Izteraab – Episode 04!

Wallahi, this Jazib guy needs to be imprisoned. I am glad that the episode ended at a funny note & I had a fair share of laughter. Jazib found so much peace & relaxation that he even forgot he had an office to attend & the kids had to go to the school.

I really don’t get why Jazib hurried into the decision of marrying Dua? Why didn’t he prepare his kids for it or why didn’t he pep-talk them into it? It’s like he was actually waiting for Zara to leave so that he can fill in the blank ASAP. I really didn’t even get Khala Masooma’s phulla hua muh? She kept on haunting Dua for how she wronged Zara but was she actually THIS hopeless that she couldn’t prevent this from happening? She couldn’t stop Dua from replacing Zara? She couldn’t stop her only daughter to make such a huge mistake? All her dialogues were repetitive & her frowning face was annoying. I mean if she actually & really regretted what happened & knew all the consequences before-hand, why didn’t she retaliate at all? It’s like she gave her a permission & had a celebratory party within her heart seeing her daughter conquer a rich handsome guy.

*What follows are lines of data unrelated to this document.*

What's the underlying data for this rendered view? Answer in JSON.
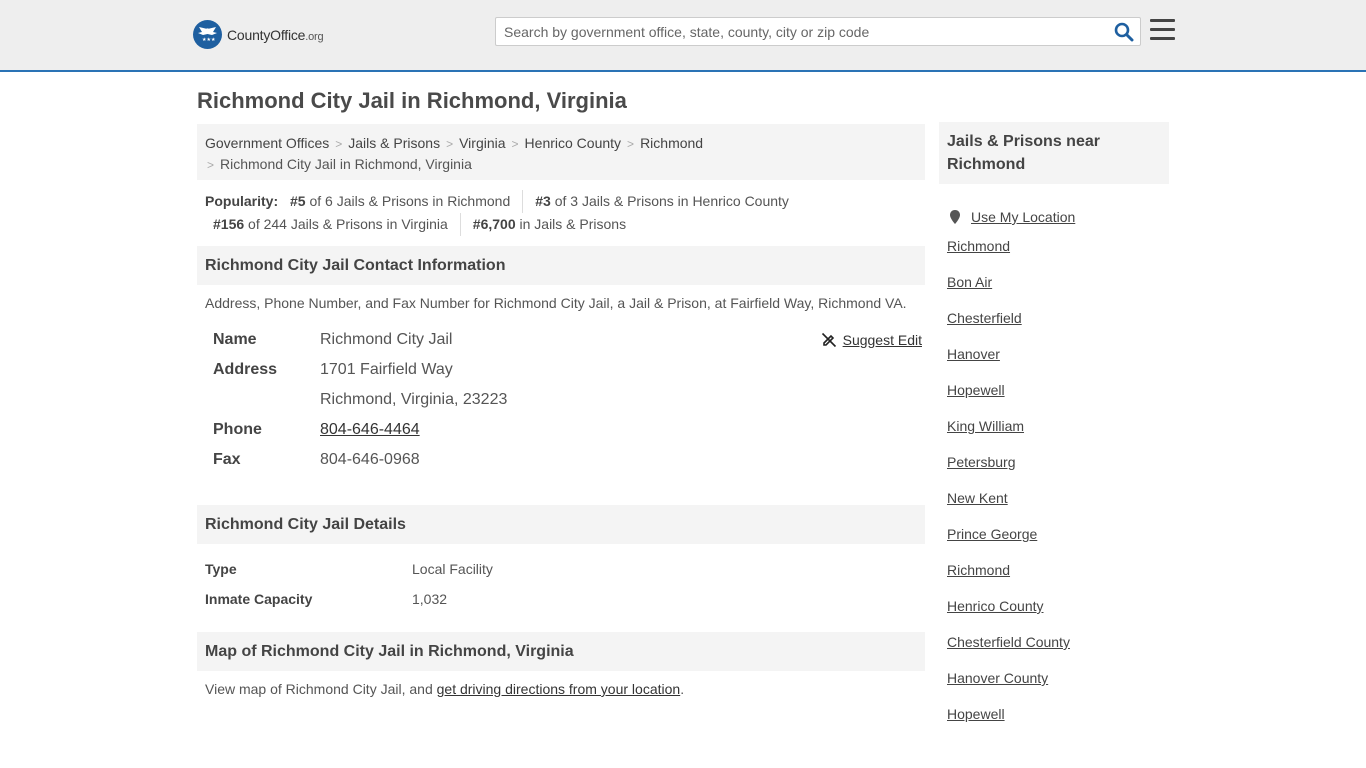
{
  "header": {
    "logo_brand": "CountyOffice",
    "logo_tld": ".org",
    "search_placeholder": "Search by government office, state, county, city or zip code"
  },
  "page_title": "Richmond City Jail in Richmond, Virginia",
  "breadcrumb": {
    "items": [
      "Government Offices",
      "Jails & Prisons",
      "Virginia",
      "Henrico County",
      "Richmond"
    ],
    "current": "Richmond City Jail in Richmond, Virginia"
  },
  "popularity": {
    "label": "Popularity:",
    "items": [
      {
        "rank": "#5",
        "text": "of 6 Jails & Prisons in Richmond"
      },
      {
        "rank": "#3",
        "text": "of 3 Jails & Prisons in Henrico County"
      },
      {
        "rank": "#156",
        "text": "of 244 Jails & Prisons in Virginia"
      },
      {
        "rank": "#6,700",
        "text": "in Jails & Prisons"
      }
    ]
  },
  "contact": {
    "heading": "Richmond City Jail Contact Information",
    "description": "Address, Phone Number, and Fax Number for Richmond City Jail, a Jail & Prison, at Fairfield Way, Richmond VA.",
    "suggest_edit": "Suggest Edit",
    "name_label": "Name",
    "name": "Richmond City Jail",
    "address_label": "Address",
    "address_line1": "1701 Fairfield Way",
    "address_line2": "Richmond, Virginia, 23223",
    "phone_label": "Phone",
    "phone": "804-646-4464",
    "fax_label": "Fax",
    "fax": "804-646-0968"
  },
  "details": {
    "heading": "Richmond City Jail Details",
    "rows": [
      {
        "label": "Type",
        "value": "Local Facility"
      },
      {
        "label": "Inmate Capacity",
        "value": "1,032"
      }
    ]
  },
  "map": {
    "heading": "Map of Richmond City Jail in Richmond, Virginia",
    "text_before": "View map of Richmond City Jail, and ",
    "link": "get driving directions from your location",
    "text_after": "."
  },
  "sidebar": {
    "heading": "Jails & Prisons near Richmond",
    "use_location": "Use My Location",
    "links": [
      "Richmond",
      "Bon Air",
      "Chesterfield",
      "Hanover",
      "Hopewell",
      "King William",
      "Petersburg",
      "New Kent",
      "Prince George",
      "Richmond",
      "Henrico County",
      "Chesterfield County",
      "Hanover County",
      "Hopewell"
    ]
  },
  "colors": {
    "accent": "#2a73b5",
    "logo_blue": "#1e5fa0",
    "panel_bg": "#f4f4f4",
    "header_bg": "#eeeeee"
  }
}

I must say the child artists have performed their roles so well & the girl playing the role of Sophia actually portrayed what children in these sorts of situations go through, really well. I still couldn’t help but feel for Zara because she never lagged in her responsibilities & was a really good mother despite being hands full.

I must say I laughed a lot at Jazib, his excuses & his justifications. He goes around saying ‘mujhe Dua jaisi biwi ki hi zaroorat thi’ ‘ye ghar Dua jaisi larki ka hi muntazir tha’. The spark on his face when Dua mentions that she’s going to make breakfast with her own precious hands was worth a watch. It’s like Dua was a hasil of his life & now his life is complete. I was like ‘yeah right’ when Jazib told Khala Masooma that Zara was never the girl he wanted as his wife & whatever he said at the dinner table back then was nothing but a truth. Jazib’s question that ‘Khuda janay is mai kya maslehat thi’ was asked masoomiyat-ly too. Does he really don’t know the answer? Maslehat ye thi k Jazib ko itne garam parathay milain k wo obese ho jaye. I am not sure if this will happen but I do want Jazib to regret his decision & understand the importance of Zara – a headstrong girl in his life who knew how to lead a family & not be someone who is submissive to a point where she herself doesn’t know what she needs to do.

The ending scene where Jazib & Dua fail to wake up was actually really funny. Jazib’s messed up hair made things a bit more humorously real & how easily he told Dua that next time the kids should never be late for their school & she goes like ‘jee’. I mean is he even worth being a father when he keeps tossing his part of the work on his wives? Whatever he said to the kids about Zara was ridiculous. It’s like he is keeping them in a dark & telling them a bunch of lies that Zara left with her own choice & she doesn’t want to reconcile? Did he even try & why didn’t he tell his kids that he is a wuss who got swayed at the sight of garam garam parathas that he decided to throw his marriage out of the window & didn’t even take a split second to think about his family & moved on selfishly.

The ending scene of Khala Masooma was absolutely ridiculous where she tried to make Dua guilty again. I mean what does she want now & does she really think that all her wisdom talk will undo the chaos in Zara’s life? It was Khala Masooma who was worried about her daughter Dua & now all of a sudden, out of a blue moon she is feeling for Zara like she’s unable to breathe? I am glad that Sophia is giving Dua a hard time & Zara is not at all compromising on the things related to her kids because she left them at Dua’s mercy because Jazib assured that Dua can be a better mother, now it’s time for Dua to prove herself. Let’s see what happens next!

Keep Supporting,
Zahra Mirza.

Zahra Mirza

Zahra Mirza got associated with Reviewit.pk in 2012. After moving to Australia, Pakistani content was a way of staying connected to the roots, language & Pakistani culture because it felt home. Eight years ago, review writing began as a hobby but has now turned into a passion.